This accountability culture is also apparent in the increased use of student data to inform teaching practices and the use of monthly principal walk-throughs to provide feedback and continuous support to teachers. Principals are not the only ones who walk through the classrooms. Superintendent Johnson visits every classroom in his district twice a year. Johnson describes the regular classroom visits as a way to show teachers that “I am here to support you,” reinforcing the idea that the focus is on feedback and support as opposed to evaluation. Johnson also disseminates yearly themes, such as “Together we can,” reflecting the collaborative foundation of his turnaround strategy.

Learn more about successful turnarounds in Innovate Public Schools’ report, “Struggling Schools, Promising Solutions.”

Resources and references

 

Turnaround Spotlight: Renaissance Schools in Philadelphia

The School District of Philadelphia launched the Renaissance Initiative in 2010 to identify and transform chronically low-performing district schools to dramatically improve student achievement. The district initiates this transformation by converting low-performing schools to either district-run turnaround schools, called Promise Academies, or charter-operated schools, called Renaissance Charters. For both models of transformation, the initiative provides additional resources, changes in staffing, and initiates a change in school culture.

The Renaissance Initiative has had variable success improving student test scores on the Pennsylvania System of School Assessment (PSSA), a standards-based test used to measure student attainment. At the time of a December 2013 evaluation, conducted by the School District of Philadelphia, the Renaissance Charters had demonstrated greater success than the Promise Academies, with more than half of Renaissance Charter schools meeting the criteria set by the district for “rapid growth” and the majority of Promise Academies not meeting the criteria.

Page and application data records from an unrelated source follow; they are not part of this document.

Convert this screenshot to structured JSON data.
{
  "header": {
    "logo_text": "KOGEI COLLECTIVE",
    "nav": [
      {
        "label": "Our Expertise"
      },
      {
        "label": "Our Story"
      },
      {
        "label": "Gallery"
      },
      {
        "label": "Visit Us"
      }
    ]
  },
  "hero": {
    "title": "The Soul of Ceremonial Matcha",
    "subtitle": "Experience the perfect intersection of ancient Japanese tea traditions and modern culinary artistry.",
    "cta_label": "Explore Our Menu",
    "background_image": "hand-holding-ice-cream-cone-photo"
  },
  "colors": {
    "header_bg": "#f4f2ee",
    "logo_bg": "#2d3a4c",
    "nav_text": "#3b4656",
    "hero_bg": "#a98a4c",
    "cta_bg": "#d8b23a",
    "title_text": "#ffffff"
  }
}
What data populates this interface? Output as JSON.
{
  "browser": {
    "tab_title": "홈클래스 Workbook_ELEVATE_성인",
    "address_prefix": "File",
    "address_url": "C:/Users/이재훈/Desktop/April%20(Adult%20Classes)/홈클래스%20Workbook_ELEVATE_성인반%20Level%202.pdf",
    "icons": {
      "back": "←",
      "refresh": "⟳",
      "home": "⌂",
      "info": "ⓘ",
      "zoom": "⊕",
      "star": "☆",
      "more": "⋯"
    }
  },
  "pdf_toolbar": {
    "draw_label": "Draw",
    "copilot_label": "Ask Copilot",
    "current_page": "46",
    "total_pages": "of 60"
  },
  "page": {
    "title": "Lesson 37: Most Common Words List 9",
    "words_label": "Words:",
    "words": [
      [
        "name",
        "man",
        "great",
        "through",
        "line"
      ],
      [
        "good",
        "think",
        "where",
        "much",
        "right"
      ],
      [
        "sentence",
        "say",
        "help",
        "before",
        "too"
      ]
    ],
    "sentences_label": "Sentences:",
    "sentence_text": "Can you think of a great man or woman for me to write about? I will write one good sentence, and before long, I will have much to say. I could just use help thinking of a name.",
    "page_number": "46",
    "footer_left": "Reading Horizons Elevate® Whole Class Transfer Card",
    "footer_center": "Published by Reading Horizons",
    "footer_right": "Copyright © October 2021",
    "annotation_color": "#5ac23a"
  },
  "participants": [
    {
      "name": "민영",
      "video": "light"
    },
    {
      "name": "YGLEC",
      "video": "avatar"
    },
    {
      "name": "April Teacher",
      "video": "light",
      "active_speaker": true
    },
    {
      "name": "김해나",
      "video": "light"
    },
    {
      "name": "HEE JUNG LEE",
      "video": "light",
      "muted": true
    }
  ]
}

Of the first three cohorts of the Renaissance Initiative, fifteen of the seventeen Renaissance Charter Schools improved the percentage of students scoring proficient or advanced on the reading PSSA and thirteen of the schools increased the percentage of students scoring proficient or advanced on the math PSSA.

For the six Promise Academy schools initiated in the first three years, only three increased the percentage of students scoring proficient or advanced on the reading PSSA while only one increased the percentage of students scoring proficient or advanced on the math PSSA.

Under the Promise Academy model, new principals are assigned to the turnaround schools and at least half the staff is replaced, with previous staff moving to other schools. Students receive a longer school day three days per week and a summer academy that extends their school year. Students and staff wear uniforms, new world language studies classes are offered, and partnerships are developed through collaborations with local institutions of higher education, community organizations, and compact agreements with parents.

Unlike the Promise Academies, which are all operated by one entity, the Renaissance Charter schools have multiple operators. But unique to all the Renaissance Charter schools, all staff are replaced, and new policies and cultural norms are established by the schools.

Learn more about successful turnarounds in Innovate Public Schools’ report, “Struggling Schools, Promising Solutions.”

Resources and references